Libyan Migration And The EU’s ‘Policy Of Containment’


On Friday, CNN uncovered a video of Sudanese migrants kidnapped and tortured for ransom in Libya. The video showed victims being whipped while they begged their families to send money for their freedom.  After strong pressure from social media, Libyan Special Forces intervened and arrested four men found at the location and freed eight abductees. Many other unresolved incidents of extortion, enslavement, and torture of migrants traveling through Libya have also been reported.

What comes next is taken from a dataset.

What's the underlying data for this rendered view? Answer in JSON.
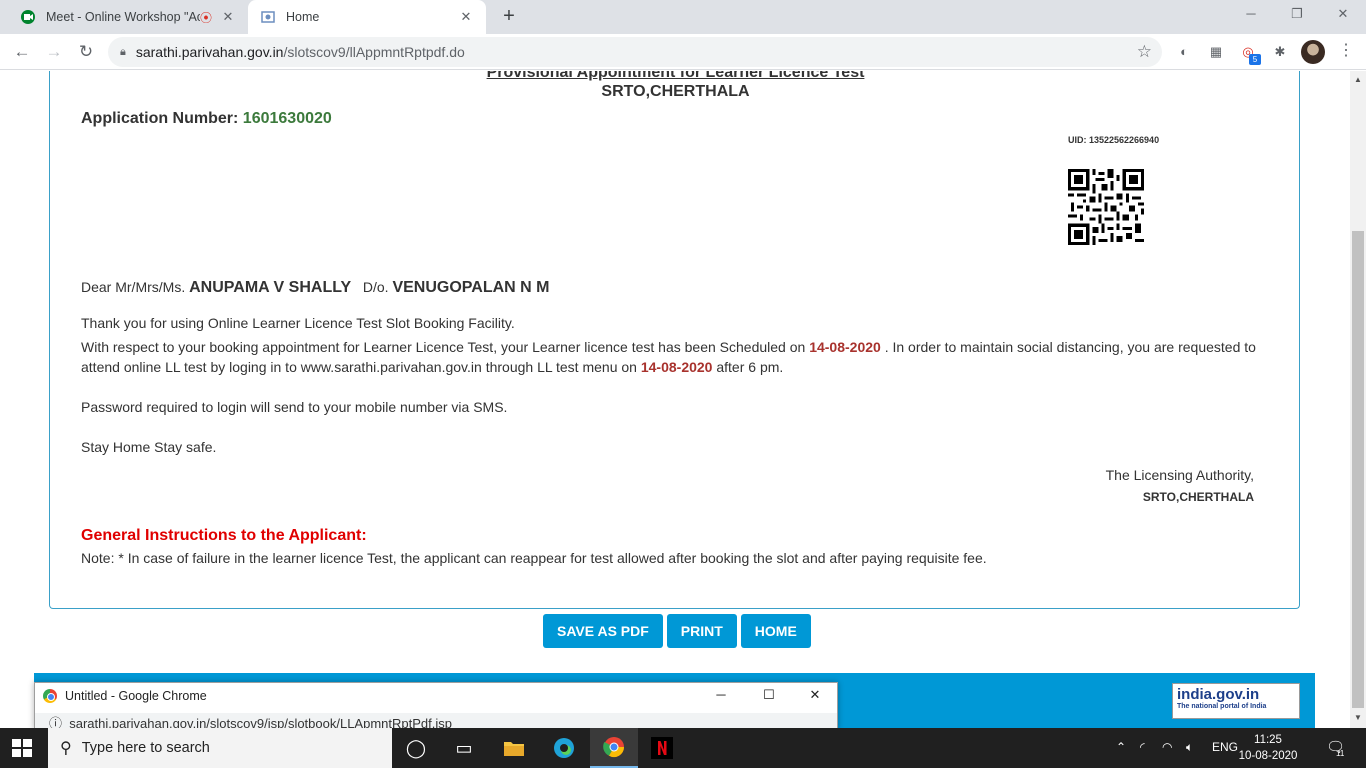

Through a CNN investigation, money trails from the Libyan slave trade were found to link criminal gangs to a global network of transactions – drawing connections with countries as close as Niger and as far as Bangladesh. In an effort to mitigate these crimes, the European Union (EU) has made efforts to help the International Organization for Migration (IOM, a United Nations agency) to repatriate immigrants stuck in the northern African country and settle thousands of Libyan immigrants already in Europe. However, it is unclear how repatriation will decrease the need for emigration from Sub-Saharan Africa, and the subsequent result of migrants resorting to high-risk and illegal methods of migration.

Many migrants find that their only passage to the shores of Italy – and Europe in general – is from off the coast of Libya. They spend their life savings on paying smugglers for the passage. In this context, Amnesty International (AI) calls the EU’s ‘policy of containment’ as preventing the flow of migration, sending migrants to detainment camps within Libya, which, according to AI, consist of around 20,000 from Sub-Saharan Africa. Detainees are then subject to limited and inconsistent meals, are often denied access to bathrooms and showers, and are even forced to sleep on the ground (while also running a daily risk of being kidnapped and tortured with small hope for freedom). EU member-states, particularly Italy, help fund Libya’s coastguard to intercept smuggled migrants at sea, and give additional assistance to Libya’s Department for Combating Illegal Migration in order to detain them. While being detained, migrants are exposed to organized crime and systematic violations of human rights at the hands of their own authorities via torture, extortion, and slavery. According to CNN, some detainees and migrants are kidnapped and sold into the Libyan slave trade for as little as $400 USD.

The EU denies that it has had a negative impact on the current migration crisis in Libya, mainly due to its efforts to repatriate those in detainment camps back to their home countries. Moreover, the EU intends to send home 15,000 of the 20,000 currently detained. However, as post-colonial Africa struggles with war and attempts to find peace despite the implementation of democracy, individuals and families alike are desperate to leave their homelands to find a better life in Europe. Securing the borders of Libya and increasing efforts to detain and repatriate smuggled migrants ignores the origin of this conflict, and the consequences of denying migrants’ rights. Preventing migration in Libya is seen by non-government organizations and human rights activists as a serious humanitarian issue. John Dalhuisen, Director of Amnesty International’s Europe and Central Asia programme, states that “European governments must rethink their cooperation with Libya on migration and enable people to get to Europe through legal pathways, including by resettling tens of thousands of refugees.” If Libya were to formally recognize the United Nations High Commissioner for Refugees’ (UNHCR) mandate, sign the Refugee Convention, and adopt asylum law, migrants and refugees could have higher hopes for escaping the atrocities and corruption that surround them.